3. You fail at using fail()

Modules are supposed to be reusable. That’s their whole reason for existence. One of the benefits of Puppet is that you can provide an OS-independent interface for configuring something. However, unless you’re some absolute God of cross-platform compatibility, you will only be writing your module to support those OSes or distros that you, personally, care about.
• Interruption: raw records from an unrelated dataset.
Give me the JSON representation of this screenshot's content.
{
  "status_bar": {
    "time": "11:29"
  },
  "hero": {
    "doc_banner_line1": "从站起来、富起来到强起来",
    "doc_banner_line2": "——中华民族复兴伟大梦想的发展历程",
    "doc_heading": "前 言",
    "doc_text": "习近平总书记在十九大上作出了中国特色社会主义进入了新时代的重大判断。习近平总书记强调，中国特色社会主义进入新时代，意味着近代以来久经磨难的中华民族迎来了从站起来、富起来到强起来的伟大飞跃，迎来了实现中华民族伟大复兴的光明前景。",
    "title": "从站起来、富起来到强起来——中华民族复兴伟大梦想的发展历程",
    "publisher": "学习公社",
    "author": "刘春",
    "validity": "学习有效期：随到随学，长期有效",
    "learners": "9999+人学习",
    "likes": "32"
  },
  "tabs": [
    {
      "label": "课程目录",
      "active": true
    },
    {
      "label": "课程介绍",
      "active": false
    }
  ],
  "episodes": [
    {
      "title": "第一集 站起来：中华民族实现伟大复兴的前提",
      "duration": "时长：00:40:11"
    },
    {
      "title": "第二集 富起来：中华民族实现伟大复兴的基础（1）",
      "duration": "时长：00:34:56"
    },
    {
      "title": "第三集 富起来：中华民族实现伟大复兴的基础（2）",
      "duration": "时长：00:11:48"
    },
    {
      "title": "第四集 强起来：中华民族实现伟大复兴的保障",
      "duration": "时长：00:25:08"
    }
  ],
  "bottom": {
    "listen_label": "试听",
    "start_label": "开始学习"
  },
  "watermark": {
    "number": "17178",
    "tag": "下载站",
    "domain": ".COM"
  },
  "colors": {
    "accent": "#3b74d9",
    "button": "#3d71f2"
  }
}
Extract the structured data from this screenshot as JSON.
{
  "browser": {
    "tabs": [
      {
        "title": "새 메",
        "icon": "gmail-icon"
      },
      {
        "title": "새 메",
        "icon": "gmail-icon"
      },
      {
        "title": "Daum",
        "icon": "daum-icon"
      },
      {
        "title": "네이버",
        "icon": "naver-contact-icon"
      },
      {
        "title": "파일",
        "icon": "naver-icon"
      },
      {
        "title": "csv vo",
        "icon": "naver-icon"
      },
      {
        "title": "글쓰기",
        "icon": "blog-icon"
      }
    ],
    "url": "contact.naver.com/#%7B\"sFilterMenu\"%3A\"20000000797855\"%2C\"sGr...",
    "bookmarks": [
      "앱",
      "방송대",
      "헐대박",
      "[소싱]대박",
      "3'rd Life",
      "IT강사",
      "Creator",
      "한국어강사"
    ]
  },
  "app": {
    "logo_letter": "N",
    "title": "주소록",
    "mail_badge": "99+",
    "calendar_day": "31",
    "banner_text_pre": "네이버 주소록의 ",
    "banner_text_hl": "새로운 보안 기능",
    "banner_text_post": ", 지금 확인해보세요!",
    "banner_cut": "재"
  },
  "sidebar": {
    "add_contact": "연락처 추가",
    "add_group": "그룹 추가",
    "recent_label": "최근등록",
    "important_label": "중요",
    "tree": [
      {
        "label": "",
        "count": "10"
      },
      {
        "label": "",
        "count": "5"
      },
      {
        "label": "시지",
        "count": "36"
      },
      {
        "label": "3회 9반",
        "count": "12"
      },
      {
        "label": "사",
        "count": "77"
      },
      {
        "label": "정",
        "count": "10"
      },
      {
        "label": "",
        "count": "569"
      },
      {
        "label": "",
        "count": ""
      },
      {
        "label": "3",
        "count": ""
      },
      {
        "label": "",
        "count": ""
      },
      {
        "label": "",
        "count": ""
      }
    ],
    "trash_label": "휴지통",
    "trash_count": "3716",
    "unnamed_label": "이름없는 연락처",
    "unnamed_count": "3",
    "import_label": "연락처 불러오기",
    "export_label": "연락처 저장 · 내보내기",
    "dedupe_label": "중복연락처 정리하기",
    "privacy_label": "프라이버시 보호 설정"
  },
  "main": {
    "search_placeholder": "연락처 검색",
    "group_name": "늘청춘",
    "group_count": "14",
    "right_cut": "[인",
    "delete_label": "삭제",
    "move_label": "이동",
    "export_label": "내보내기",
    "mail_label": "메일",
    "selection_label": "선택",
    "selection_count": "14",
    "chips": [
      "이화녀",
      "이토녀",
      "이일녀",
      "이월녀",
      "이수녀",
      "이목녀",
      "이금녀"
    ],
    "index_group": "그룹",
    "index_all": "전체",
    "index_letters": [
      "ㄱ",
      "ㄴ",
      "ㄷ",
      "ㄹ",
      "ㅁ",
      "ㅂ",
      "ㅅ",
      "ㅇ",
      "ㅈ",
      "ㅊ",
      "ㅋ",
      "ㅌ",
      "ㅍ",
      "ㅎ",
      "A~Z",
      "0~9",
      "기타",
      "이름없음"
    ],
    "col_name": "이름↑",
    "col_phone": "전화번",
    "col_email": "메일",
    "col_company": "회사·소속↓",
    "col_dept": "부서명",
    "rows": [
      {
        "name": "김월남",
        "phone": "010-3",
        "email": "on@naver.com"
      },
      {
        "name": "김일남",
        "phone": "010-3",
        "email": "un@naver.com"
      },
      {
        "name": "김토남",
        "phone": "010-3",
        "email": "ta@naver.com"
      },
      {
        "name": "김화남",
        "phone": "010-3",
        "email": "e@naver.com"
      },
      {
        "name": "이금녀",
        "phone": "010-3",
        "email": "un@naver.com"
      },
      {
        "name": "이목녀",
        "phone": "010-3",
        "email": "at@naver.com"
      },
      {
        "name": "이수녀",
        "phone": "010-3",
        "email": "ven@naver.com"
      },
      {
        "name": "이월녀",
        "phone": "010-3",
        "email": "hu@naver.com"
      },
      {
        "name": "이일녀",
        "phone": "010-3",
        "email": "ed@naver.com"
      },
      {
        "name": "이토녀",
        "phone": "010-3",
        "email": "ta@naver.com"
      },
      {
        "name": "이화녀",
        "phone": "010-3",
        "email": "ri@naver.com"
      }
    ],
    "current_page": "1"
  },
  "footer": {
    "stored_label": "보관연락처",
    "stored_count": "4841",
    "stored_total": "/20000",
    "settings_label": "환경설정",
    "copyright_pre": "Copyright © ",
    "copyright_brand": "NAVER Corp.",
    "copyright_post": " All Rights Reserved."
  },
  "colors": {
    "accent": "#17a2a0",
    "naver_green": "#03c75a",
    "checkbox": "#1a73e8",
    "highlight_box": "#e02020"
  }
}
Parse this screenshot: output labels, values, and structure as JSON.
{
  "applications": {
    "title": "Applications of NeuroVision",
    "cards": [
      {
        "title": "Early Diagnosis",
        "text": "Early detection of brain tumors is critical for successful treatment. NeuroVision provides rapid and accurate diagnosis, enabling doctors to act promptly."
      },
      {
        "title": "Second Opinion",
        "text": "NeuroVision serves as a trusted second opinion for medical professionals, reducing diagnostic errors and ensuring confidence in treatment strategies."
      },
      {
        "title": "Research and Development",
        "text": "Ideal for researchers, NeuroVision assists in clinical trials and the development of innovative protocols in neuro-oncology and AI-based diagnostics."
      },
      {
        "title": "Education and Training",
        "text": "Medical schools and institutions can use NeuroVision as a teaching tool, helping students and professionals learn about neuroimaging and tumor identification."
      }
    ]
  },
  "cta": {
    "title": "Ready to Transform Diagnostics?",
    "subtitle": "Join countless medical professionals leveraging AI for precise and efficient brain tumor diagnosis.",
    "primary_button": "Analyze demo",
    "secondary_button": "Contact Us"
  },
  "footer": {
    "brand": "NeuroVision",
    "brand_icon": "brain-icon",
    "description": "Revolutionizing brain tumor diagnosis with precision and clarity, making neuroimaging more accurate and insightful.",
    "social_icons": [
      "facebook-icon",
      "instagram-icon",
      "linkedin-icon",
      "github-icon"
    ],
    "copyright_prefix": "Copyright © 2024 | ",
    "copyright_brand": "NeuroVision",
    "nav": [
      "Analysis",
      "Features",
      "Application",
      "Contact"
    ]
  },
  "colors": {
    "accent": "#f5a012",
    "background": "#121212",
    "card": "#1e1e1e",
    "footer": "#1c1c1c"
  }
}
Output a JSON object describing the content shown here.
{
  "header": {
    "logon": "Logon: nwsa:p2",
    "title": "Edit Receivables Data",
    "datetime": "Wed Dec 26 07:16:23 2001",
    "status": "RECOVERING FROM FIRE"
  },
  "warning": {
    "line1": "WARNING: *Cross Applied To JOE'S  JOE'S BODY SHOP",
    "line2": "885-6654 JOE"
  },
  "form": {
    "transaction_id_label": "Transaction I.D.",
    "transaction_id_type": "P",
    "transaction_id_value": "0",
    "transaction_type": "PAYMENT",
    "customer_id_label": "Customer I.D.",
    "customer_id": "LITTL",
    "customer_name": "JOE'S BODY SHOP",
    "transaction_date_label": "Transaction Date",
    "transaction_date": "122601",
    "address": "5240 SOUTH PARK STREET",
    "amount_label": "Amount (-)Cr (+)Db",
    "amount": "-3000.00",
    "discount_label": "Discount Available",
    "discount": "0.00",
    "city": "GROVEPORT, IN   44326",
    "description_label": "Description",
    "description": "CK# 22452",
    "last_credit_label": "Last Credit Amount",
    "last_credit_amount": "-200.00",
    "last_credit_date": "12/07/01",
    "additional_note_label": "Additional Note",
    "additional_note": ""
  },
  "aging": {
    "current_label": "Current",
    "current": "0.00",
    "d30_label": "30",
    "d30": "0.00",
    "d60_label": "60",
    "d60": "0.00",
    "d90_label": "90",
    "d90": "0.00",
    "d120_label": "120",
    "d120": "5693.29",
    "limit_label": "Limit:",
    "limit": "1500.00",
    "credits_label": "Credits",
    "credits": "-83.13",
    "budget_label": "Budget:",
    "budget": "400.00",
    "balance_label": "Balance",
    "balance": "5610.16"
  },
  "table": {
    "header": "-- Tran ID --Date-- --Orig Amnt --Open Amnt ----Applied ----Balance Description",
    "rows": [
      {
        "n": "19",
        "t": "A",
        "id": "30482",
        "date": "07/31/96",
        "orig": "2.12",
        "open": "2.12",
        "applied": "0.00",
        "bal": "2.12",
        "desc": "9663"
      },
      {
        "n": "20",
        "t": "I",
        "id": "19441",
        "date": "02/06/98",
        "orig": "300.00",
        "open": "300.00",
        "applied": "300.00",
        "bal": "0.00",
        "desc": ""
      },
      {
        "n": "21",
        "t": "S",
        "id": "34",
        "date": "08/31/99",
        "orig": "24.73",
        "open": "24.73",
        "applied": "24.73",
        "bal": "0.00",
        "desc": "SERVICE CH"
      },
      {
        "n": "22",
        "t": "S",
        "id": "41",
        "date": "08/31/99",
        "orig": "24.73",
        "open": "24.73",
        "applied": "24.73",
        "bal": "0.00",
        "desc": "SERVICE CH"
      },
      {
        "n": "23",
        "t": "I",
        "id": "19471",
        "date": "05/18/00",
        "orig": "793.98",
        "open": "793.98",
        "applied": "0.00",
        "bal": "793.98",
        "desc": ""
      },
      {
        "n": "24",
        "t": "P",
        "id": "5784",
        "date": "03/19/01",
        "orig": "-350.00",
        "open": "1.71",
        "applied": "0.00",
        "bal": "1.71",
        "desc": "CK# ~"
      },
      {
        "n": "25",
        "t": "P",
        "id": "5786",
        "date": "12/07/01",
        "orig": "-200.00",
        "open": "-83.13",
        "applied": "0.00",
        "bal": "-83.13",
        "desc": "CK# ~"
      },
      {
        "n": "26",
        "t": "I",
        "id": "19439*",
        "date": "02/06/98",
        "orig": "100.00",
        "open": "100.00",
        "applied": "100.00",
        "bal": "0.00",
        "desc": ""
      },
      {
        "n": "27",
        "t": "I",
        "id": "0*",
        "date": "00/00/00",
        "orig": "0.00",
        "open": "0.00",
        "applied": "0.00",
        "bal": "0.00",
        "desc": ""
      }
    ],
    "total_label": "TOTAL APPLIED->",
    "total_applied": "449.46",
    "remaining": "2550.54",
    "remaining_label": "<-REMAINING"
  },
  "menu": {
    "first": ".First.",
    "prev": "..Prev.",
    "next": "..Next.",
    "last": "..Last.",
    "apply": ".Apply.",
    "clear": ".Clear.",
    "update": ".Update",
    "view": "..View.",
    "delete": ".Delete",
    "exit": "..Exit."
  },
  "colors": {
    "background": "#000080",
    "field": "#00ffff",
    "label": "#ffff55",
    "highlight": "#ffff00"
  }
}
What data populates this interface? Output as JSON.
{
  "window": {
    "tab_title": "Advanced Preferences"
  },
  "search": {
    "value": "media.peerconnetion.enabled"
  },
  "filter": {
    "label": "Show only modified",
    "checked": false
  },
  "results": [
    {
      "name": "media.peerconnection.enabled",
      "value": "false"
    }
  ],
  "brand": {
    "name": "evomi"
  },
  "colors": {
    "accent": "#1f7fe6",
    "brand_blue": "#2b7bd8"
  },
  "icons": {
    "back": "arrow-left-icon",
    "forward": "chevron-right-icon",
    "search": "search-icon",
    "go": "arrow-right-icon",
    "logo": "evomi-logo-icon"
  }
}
That’s cool – if you don’t know anything about OS X, you probably shouldn’t be guessing at how to support something on that platform anyway. However, when you do have some sort of platform-specific code, for the love of pete, have a default or else clause that calls fail() with a useful and descriptive error message, to indicate clearly that you haven’t included support for whatever environment the module’s being used in. Failing to do this can cause some really spectacular explosions, because the rest of your module assumes that certain things have been done in the platform-specific code, and when it hasn’t… hoo boy.

4. You don’t write documentation

Yes, it isn’t easy to write good documentation. I know that. But without documentation, your module is going to be practically unuseable. So if you don’t have docs, your module is basically useless. Well done, you.

5. You have undeclared dependencies

This also includes declaring your dependencies in a non-machine-parseable manner; I’m not going to grovel through your README for the list of other modules I might need; I have machines to do that kind of thing for me.

If I try to use your module, and it craps out on trying to reference some sort of type or class that doesn’t appear at all related to your module, I will call into question your ancestry, and die a little more inside.

6. You use common packages without even trying to avoid the pitfalls

OK, to be fair this is, ultimately, Puppet’s grand fuckup, not yours, but you at least need to pretend to care…

There is no sane, standardised way in Puppet for multiple modules to install the same package. Let’s say that a module I write needs to have a compiler. So I package { "gcc": }. Then someone else’s module also wants a compiler, so it also package { "gcc": }. FWAKOOM! says Puppet. “What the fuck?” says the poor sysadmin, who just wanted both a virtualenv and an RVM environment on the one machine.

Basically, using packages is going to make your module suck. Does that mean that this makes wide distribution of a large repository of modules written by different people nigh-on impossible? Yes. Fantastic.


RACK_ENV: It's not *for* you

Posted: Sun, 13 October 2013 | permalink | 1 Comment

(With apologies to Penny Arcade)

I’m probably the last person on earth to realise this, but the RACK_ENV environment variable (and the -E option to rackup) isn’t intended for consumption by anything other than Rack itself. If you want to indicate what sort of environment your application should run in, you’re going to have to do it via some other means.

Why is this? Because the interpretation that Rack applies to the value of RACK_ENV that you set makes no sense whatsoever outside of Rack. Valid options are “development”, “deployment”, and “none”. If you follow the usual Rails convention of naming your environments “development”, “test”, and “production” (and maybe “staging” if you’re feeling adventurous), then in any environment other than “development”, you’re not going to be telling Rack anything it understands.

As I said, I may be the last person on earth to have worked this out, but I doubt it. There are plenty of bug reports and “WTF?” blog posts and Stack Overflow questions that appear to stem from people misunderstanding the purpose of RACK_ENV. Sadly, the Rack documentation is very quiet on the whole topic, and the only place that mentions how the environment is interpreted is in the comments for Rack::Server.new – and that doesn’t tie that environment to the -E option or RACK_ENV environment variable.

At any rate, the take away is simple: unless you want Rack to pre-configure a bundle of middleware for you, RACK_ENV or rackup -E is not the configuration variable you’re looking for. Use something else to tell your app how it’s supposed to work.